Note that even for resubmissions, revisions or renewals, you may need to find a new FOA to apply to with the appropriate clinical trial allowability that reflects the research in the application you are submitting.

The upshot of all this?  The FOA landscape is changing. It is important to pick your FOA carefully. We will be reissuing all parent FOAs and all FOAs that will allow clinical trials at least 60 days before the first due date. Before you are ready to apply, check back to be sure you are responding to the latest version of the FOA, and to read any related notices that have been issued since you first looked at the FOA. Learn more about understanding funding opportunities and NIH clinical trial requirements on the NIH Grants and Funding website. And be on the lookout for a new video we will be putting out in the next few weeks on finding and understanding funding opportunities.

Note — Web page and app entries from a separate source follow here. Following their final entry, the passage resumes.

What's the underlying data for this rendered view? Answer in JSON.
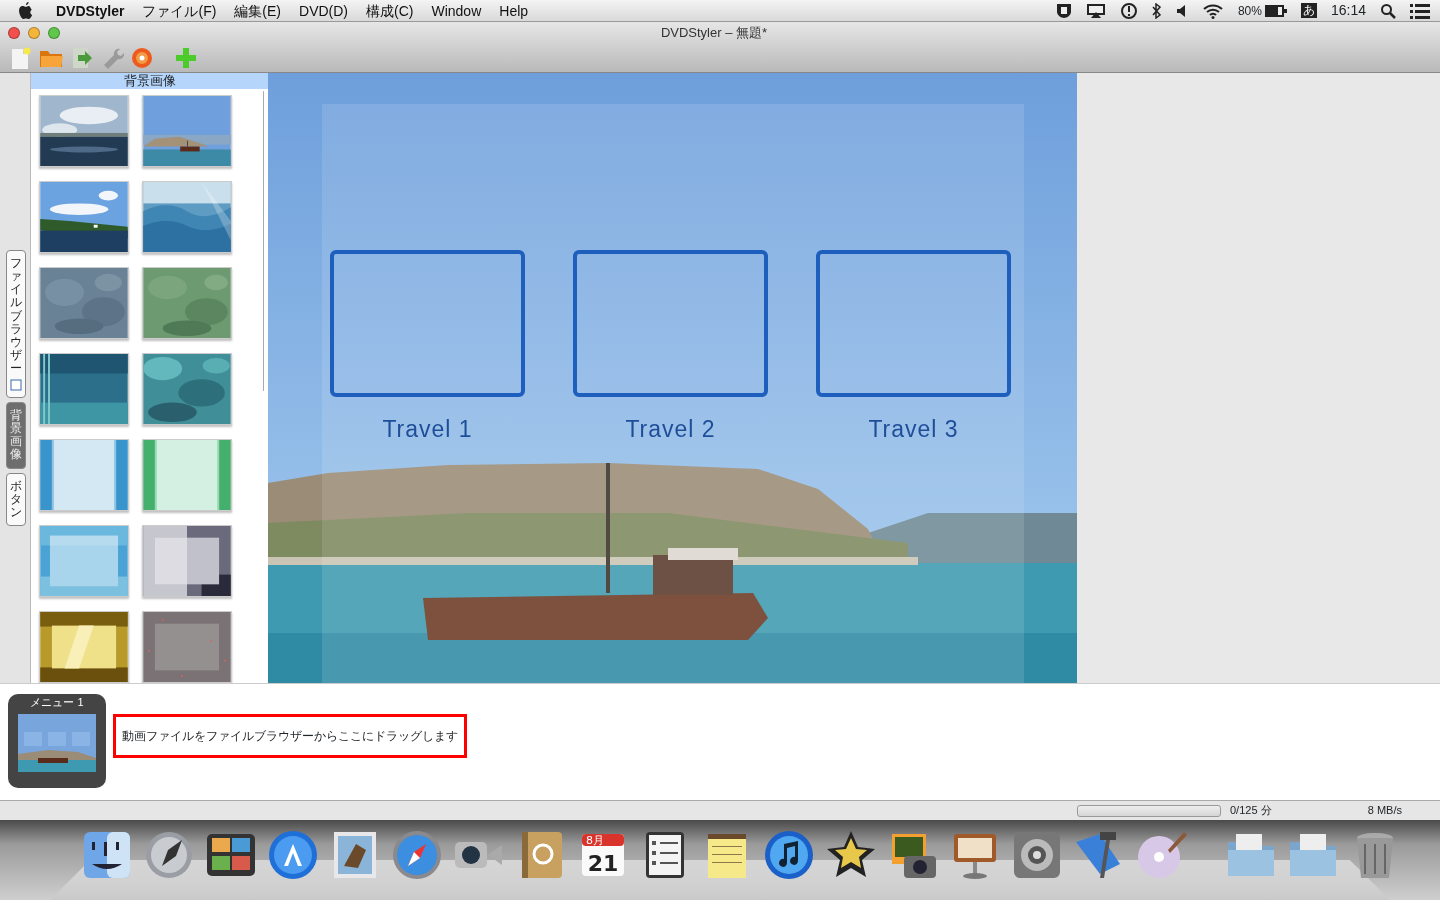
{
  "menubar": {
    "app": "DVDStyler",
    "menus": [
      "ファイル(F)",
      "編集(E)",
      "DVD(D)",
      "構成(C)",
      "Window",
      "Help"
    ],
    "battery": "80%",
    "input_mode": "あ",
    "clock": "16:14"
  },
  "window": {
    "title": "DVDStyler – 無題*"
  },
  "side_tabs": [
    {
      "label": "ファイルブラウザー",
      "selected": false
    },
    {
      "label": "背景画像",
      "selected": true
    },
    {
      "label": "ボタン",
      "selected": false
    }
  ],
  "panel": {
    "title": "背景画像"
  },
  "menu_buttons": [
    {
      "label": "Travel 1"
    },
    {
      "label": "Travel 2"
    },
    {
      "label": "Travel 3"
    }
  ],
  "menus_strip": [
    {
      "title": "メニュー 1"
    }
  ],
  "drop_hint": "動画ファイルをファイルブラウザーからここにドラッグします",
  "status_bar": {
    "level": 0,
    "duration": "0/125 分",
    "bitrate": "8 MB/s"
  },
  "dock": {
    "calendar_month": "8月",
    "calendar_day": "21"
  }
}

Categories: NIH-Funding

Prevention and Treatment Research to Address HIV/AIDS Disparities in Women in the US (R01-Accepting applications that either propose or do not propose clinical trial(s))

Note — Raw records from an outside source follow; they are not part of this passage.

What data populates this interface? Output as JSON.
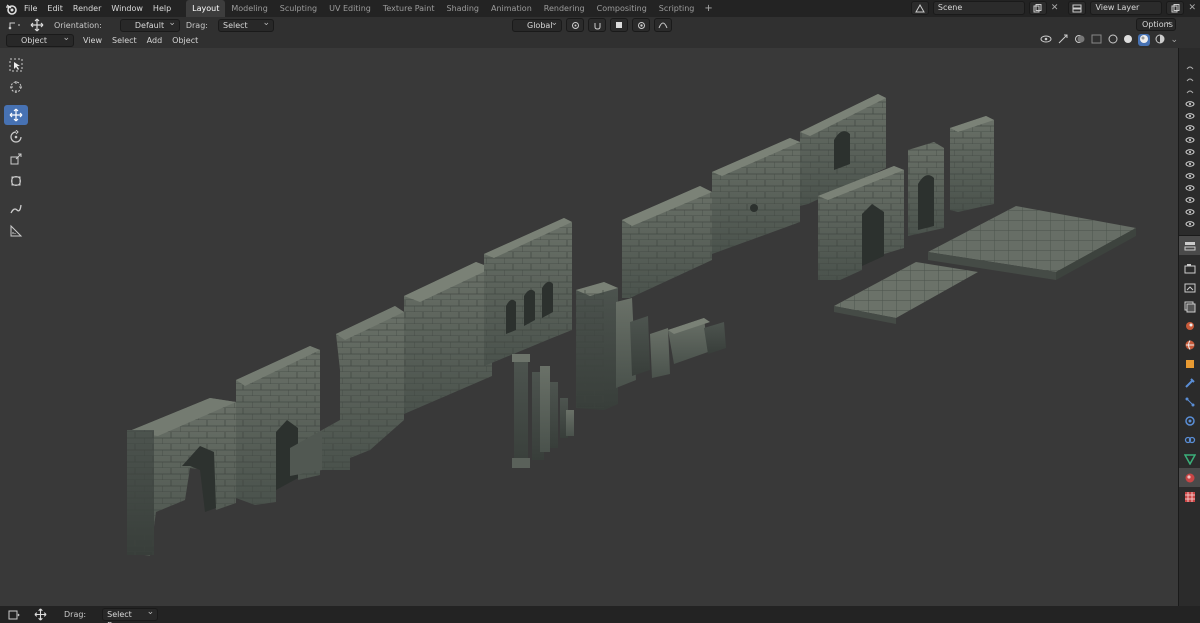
{
  "menu": [
    "File",
    "Edit",
    "Render",
    "Window",
    "Help"
  ],
  "workspaces": [
    "Layout",
    "Modeling",
    "Sculpting",
    "UV Editing",
    "Texture Paint",
    "Shading",
    "Animation",
    "Rendering",
    "Compositing",
    "Scripting"
  ],
  "active_workspace": "Layout",
  "scene_name": "Scene",
  "view_layer": "View Layer",
  "tool_header": {
    "orientation_label": "Orientation:",
    "orientation_value": "Default",
    "drag_label": "Drag:",
    "drag_value": "Select Box",
    "transform_orientation": "Global",
    "options_label": "Options"
  },
  "viewport_header": {
    "mode": "Object Mode",
    "menus": [
      "View",
      "Select",
      "Add",
      "Object"
    ]
  },
  "left_tools": [
    "select-box-icon",
    "cursor-icon",
    "move-icon",
    "rotate-icon",
    "scale-icon",
    "transform-icon",
    "annotate-icon",
    "measure-icon"
  ],
  "status_bar": {
    "drag_label": "Drag:",
    "drag_value": "Select Box"
  },
  "colors": {
    "accent": "#4772b3",
    "viewport_bg": "#393939",
    "stone": "#5d645c"
  }
}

NIH Funding Announcements - Thu, 12/07/2017 - 12:08
Funding Opportunity RFA-MD-18-004 from the NIH Guide for Grants and Contracts. This initiative will support health services, intervention, and implementation research to understand and reduce racial/ethnic, geographic, and socioeconomic HIV disparities in US women. Projects may address HIV prevention, screening and diagnosis, and/or treatment. Projects may involve primary data collection and/or secondary analysis of existing data.
Categories: NIH-Funding

Detecting and Preventing Suicide Behavior, Ideation and Self-Harm in Youth in Contact with the Juvenile Justice System (R01- Clinical Trial Required)

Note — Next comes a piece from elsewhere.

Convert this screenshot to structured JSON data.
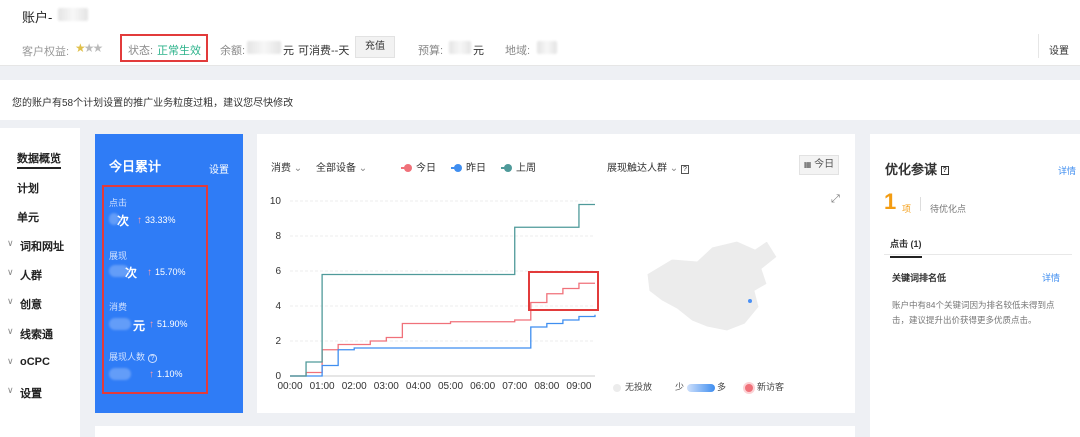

NIH Funding Announcements - Thu, 12/07/2017 - 12:05
Funding Opportunity PAR-18-479 from the NIH Guide for Grants and Contracts. This initiative supports research to test the effectiveness of combined strategies to both detect and intervene to reduce the risk of suicide behavior, suicide ideation, and non-suicidal self-harm (NSSI) by youth in contact with the juvenile justice system. Opportunities for detection and prevention start at early points of contact (e.g., police interaction, the intake interview) and continue through many juvenile justice settings (e.g., pre-trial detention, juvenile or family court activities, court disposition, placement and on-going care in either residential or multiple community settings.) This FOA invites intervention strategies that are designed to be delivered in typical service settings using typically available personnel and resources, to enhance the implementation of interventions that prove effective, enhance their future uptake in diverse settings, and thereby reduce risk of suicide and self-harm in this population. This FOA is published in parallel to a companion R34 FOA (PAR-xx-xxx) supporting pilot studies in preparation for the larger-scale studies described here.
Categories: NIH-Funding

Notice of Correction for PAR-18-464 Clinical and Translational Science Award (U54 Clinical Trial Optional)

NIH Funding Announcements - Thu, 12/07/2017 - 11:20
Notice NOT-TR-18-012 from the NIH Guide for Grants and Contracts
Categories: NIH-Funding

Notice of Correction to Funding Opportunity Description for RFA-HL-16-025 "NHLBI Emerging Investigator Award (EIA) (R35)"

NIH Funding Announcements - Thu, 12/07/2017 - 11:08
Notice NOT-HL-17-569 from the NIH Guide for Grants and Contracts
Categories: NIH-Funding

NINDS Faculty Development Award to Promote Diversity in Neuroscience Research (K01) - Clinical Trial Required

NIH Funding Announcements - Thu, 12/07/2017 - 10:59
Funding Opportunity PAR-18-486 from the NIH Guide for Grants and Contracts. The purpose of the NINDS Faculty Development Award to Promote Diversity in Neuroscience Research (K01) is to diversify the pool of independent neuroscience research investigators by providing junior faculty with research cost support, protected research time and career stage appropriate professional development mentorship in neuroscience research. Individuals from backgrounds underrepresented in biomedical research are eligible for support under this award if they have doctoral research degrees (Ph.D. or equivalent) and are in the first 3 years of a faculty tenure track or equivalent position at the time of award.
Categories: NIH-Funding